Relative to simple obesity (SO), non-alcoholic steatohepatitis (NASH) carries an increased risk of cardiovascular disease (CVD). Dysfunction of lipid metabolism is suggested as a potential a link. Distribution of both low density lipoprotein (LDL) and high density lipoprotein (HDL) more precisely reflects the atherogenity of lipids and improves CVD risk prediction beyond standard lipid risk markers. We hypothesized that the distribution of lipoprotein subfractions are more proatherogenic in children with NASH compared with SO.


We measured LDL and HDL subfractions in children (age: 8-17 yrs) with biopsy-proven NASH (n=11; NAS score>2) and SO (n=17; BMI>95th%) along with total cholesterol (TC), LDL, HDL, VLDL and IDL using the Lipoprint Lipoprotein Subfraction testing system.


Children with NASH had significantly lower TC (p=0.04) and HDL, but higher non-HDL to HDL ratio (p=0.03) and similar VLDL and IDL concentrations compared to SO. While LDL1 and LDL2 were lower in NASH than SO (P<0.001), LDL3 (0.01) was higher. LDL4 was present only in NASH. The phenotypical pattern (an algorithmically derived factor based on particle size and weighted area% of individual subfractions of LDL), an indicator of risk for CVD, was found different in NASH compared with SO. All children with NASH, except one (intermediate), fit into pattern B phenotype (more atherogenic). The SO group fell into a mixed pattern consisting of 6 with pattern A (less atherogenic), 6 with intermediate pattern and 5 with pattern B. While children with NASH had lower large (HDL1,2&3) and intermediate (HDL4,5,6&7) subfractions (P<0.05 for both), the small subfractions (HDL8,9&10) were similar (P=0.28).

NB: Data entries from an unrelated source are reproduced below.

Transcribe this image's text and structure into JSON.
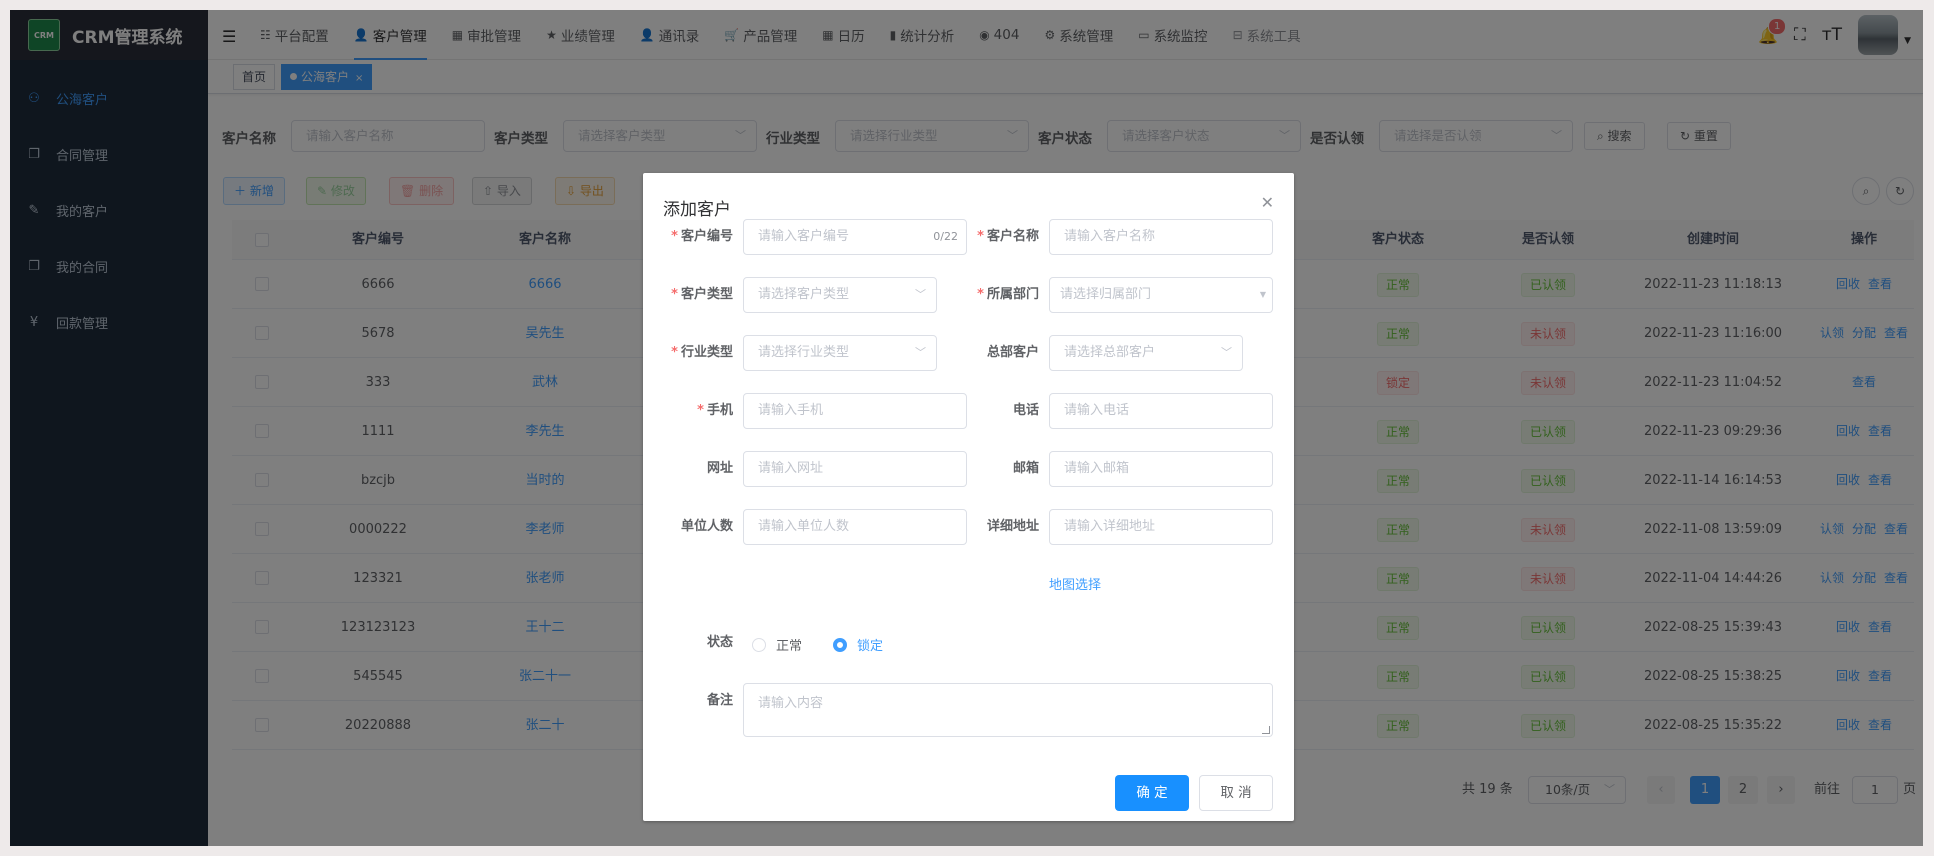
{
  "app": {
    "logo_text": "CRM",
    "title": "CRM管理系统"
  },
  "sidebar": {
    "items": [
      {
        "label": "公海客户",
        "icon": "sitemap-icon",
        "active": true
      },
      {
        "label": "合同管理",
        "icon": "documents-icon"
      },
      {
        "label": "我的客户",
        "icon": "edit-icon"
      },
      {
        "label": "我的合同",
        "icon": "documents-icon"
      },
      {
        "label": "回款管理",
        "icon": "yen-icon"
      }
    ]
  },
  "topnav": {
    "items": [
      {
        "label": "平台配置",
        "icon": "list-icon"
      },
      {
        "label": "客户管理",
        "icon": "user-icon",
        "active": true
      },
      {
        "label": "审批管理",
        "icon": "table-icon"
      },
      {
        "label": "业绩管理",
        "icon": "star-icon"
      },
      {
        "label": "通讯录",
        "icon": "user-icon"
      },
      {
        "label": "产品管理",
        "icon": "cart-icon"
      },
      {
        "label": "日历",
        "icon": "table-icon"
      },
      {
        "label": "统计分析",
        "icon": "bar-chart-icon"
      },
      {
        "label": "404",
        "icon": "404-icon"
      },
      {
        "label": "系统管理",
        "icon": "gear-icon"
      },
      {
        "label": "系统监控",
        "icon": "monitor-icon"
      },
      {
        "label": "系统工具",
        "icon": "toolbox-icon"
      }
    ],
    "notification_count": "1"
  },
  "tags": {
    "home": "首页",
    "current": "公海客户",
    "close": "×"
  },
  "filters": {
    "name_label": "客户名称",
    "name_placeholder": "请输入客户名称",
    "type_label": "客户类型",
    "type_placeholder": "请选择客户类型",
    "industry_label": "行业类型",
    "industry_placeholder": "请选择行业类型",
    "status_label": "客户状态",
    "status_placeholder": "请选择客户状态",
    "claim_label": "是否认领",
    "claim_placeholder": "请选择是否认领",
    "search_btn": "搜索",
    "reset_btn": "重置"
  },
  "actions": {
    "add": "新增",
    "edit": "修改",
    "delete": "删除",
    "import": "导入",
    "export": "导出"
  },
  "table": {
    "headers": {
      "code": "客户编号",
      "name": "客户名称",
      "status": "客户状态",
      "claimed": "是否认领",
      "created": "创建时间",
      "ops": "操作"
    },
    "rows": [
      {
        "code": "6666",
        "name": "6666",
        "status": "正常",
        "claimed": "已认领",
        "created": "2022-11-23 11:18:13",
        "ops": [
          "回收",
          "查看"
        ]
      },
      {
        "code": "5678",
        "name": "吴先生",
        "status": "正常",
        "claimed": "未认领",
        "created": "2022-11-23 11:16:00",
        "ops": [
          "认领",
          "分配",
          "查看"
        ]
      },
      {
        "code": "333",
        "name": "武林",
        "status": "锁定",
        "claimed": "未认领",
        "created": "2022-11-23 11:04:52",
        "ops": [
          "查看"
        ]
      },
      {
        "code": "1111",
        "name": "李先生",
        "status": "正常",
        "claimed": "已认领",
        "created": "2022-11-23 09:29:36",
        "ops": [
          "回收",
          "查看"
        ]
      },
      {
        "code": "bzcjb",
        "name": "当时的",
        "status": "正常",
        "claimed": "已认领",
        "created": "2022-11-14 16:14:53",
        "ops": [
          "回收",
          "查看"
        ]
      },
      {
        "code": "0000222",
        "name": "李老师",
        "status": "正常",
        "claimed": "未认领",
        "created": "2022-11-08 13:59:09",
        "ops": [
          "认领",
          "分配",
          "查看"
        ]
      },
      {
        "code": "123321",
        "name": "张老师",
        "status": "正常",
        "claimed": "未认领",
        "created": "2022-11-04 14:44:26",
        "ops": [
          "认领",
          "分配",
          "查看"
        ]
      },
      {
        "code": "123123123",
        "name": "王十二",
        "status": "正常",
        "claimed": "已认领",
        "created": "2022-08-25 15:39:43",
        "ops": [
          "回收",
          "查看"
        ]
      },
      {
        "code": "545545",
        "name": "张二十一",
        "status": "正常",
        "claimed": "已认领",
        "created": "2022-08-25 15:38:25",
        "ops": [
          "回收",
          "查看"
        ]
      },
      {
        "code": "20220888",
        "name": "张二十",
        "status": "正常",
        "claimed": "已认领",
        "created": "2022-08-25 15:35:22",
        "ops": [
          "回收",
          "查看"
        ]
      }
    ]
  },
  "pagination": {
    "total": "共 19 条",
    "page_size": "10条/页",
    "pages": [
      "1",
      "2"
    ],
    "current": "1",
    "goto_label": "前往",
    "goto_value": "1",
    "page_unit": "页"
  },
  "dialog": {
    "title": "添加客户",
    "fields": {
      "code": {
        "label": "客户编号",
        "placeholder": "请输入客户编号",
        "counter": "0/22"
      },
      "name": {
        "label": "客户名称",
        "placeholder": "请输入客户名称"
      },
      "type": {
        "label": "客户类型",
        "placeholder": "请选择客户类型"
      },
      "dept": {
        "label": "所属部门",
        "placeholder": "请选择归属部门"
      },
      "industry": {
        "label": "行业类型",
        "placeholder": "请选择行业类型"
      },
      "hq": {
        "label": "总部客户",
        "placeholder": "请选择总部客户"
      },
      "mobile": {
        "label": "手机",
        "placeholder": "请输入手机"
      },
      "phone": {
        "label": "电话",
        "placeholder": "请输入电话"
      },
      "website": {
        "label": "网址",
        "placeholder": "请输入网址"
      },
      "email": {
        "label": "邮箱",
        "placeholder": "请输入邮箱"
      },
      "staff": {
        "label": "单位人数",
        "placeholder": "请输入单位人数"
      },
      "address": {
        "label": "详细地址",
        "placeholder": "请输入详细地址"
      },
      "status": {
        "label": "状态",
        "options": [
          "正常",
          "锁定"
        ],
        "selected": "锁定"
      },
      "remark": {
        "label": "备注",
        "placeholder": "请输入内容"
      }
    },
    "map_link": "地图选择",
    "ok": "确 定",
    "cancel": "取 消"
  },
  "colors": {
    "primary": "#409eff",
    "sidebar_bg": "#1f2d3d",
    "success": "#67c23a",
    "danger": "#f56c6c"
  }
}
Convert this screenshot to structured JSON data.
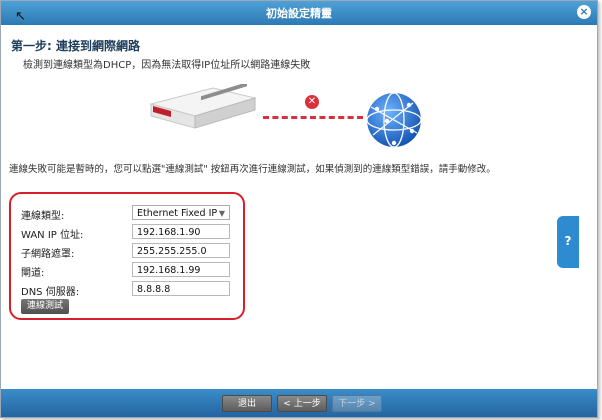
{
  "window": {
    "title": "初始設定精靈"
  },
  "step": {
    "title": "第一步: 連接到網際網路"
  },
  "status": {
    "message": "檢測到連線類型為DHCP，因為無法取得IP位址所以網路連線失敗"
  },
  "hint": {
    "message": "連線失敗可能是暫時的，您可以點選\"連線測試\" 按鈕再次進行連線測試，如果偵測到的連線類型錯誤，請手動修改。"
  },
  "form": {
    "connection_type_label": "連線類型:",
    "connection_type_value": "Ethernet Fixed IP",
    "wan_ip_label": "WAN IP 位址:",
    "wan_ip_value": "192.168.1.90",
    "subnet_label": "子網路遮罩:",
    "subnet_value": "255.255.255.0",
    "gateway_label": "閘道:",
    "gateway_value": "192.168.1.99",
    "dns_label": "DNS 伺服器:",
    "dns_value": "8.8.8.8",
    "retry_label": "連線測試"
  },
  "help": {
    "label": "?"
  },
  "footer": {
    "exit_label": "退出",
    "prev_label": "< 上一步",
    "next_label": "下一步 >"
  },
  "icons": {
    "close": "close-icon",
    "error": "error-icon",
    "device": "firewall-device-icon",
    "globe": "globe-icon"
  },
  "colors": {
    "accent": "#2e8bd0",
    "error": "#d9303a",
    "highlight": "#d81e28"
  }
}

Children with NASH have different and more unfavorable distribution of HDL and LDL subparticles and LDL phenotype patterns compared to SO. The proatherogenic distribution of lipoprotein subfractions may contribute to increased propensity for CVD risk in NASH vs SO.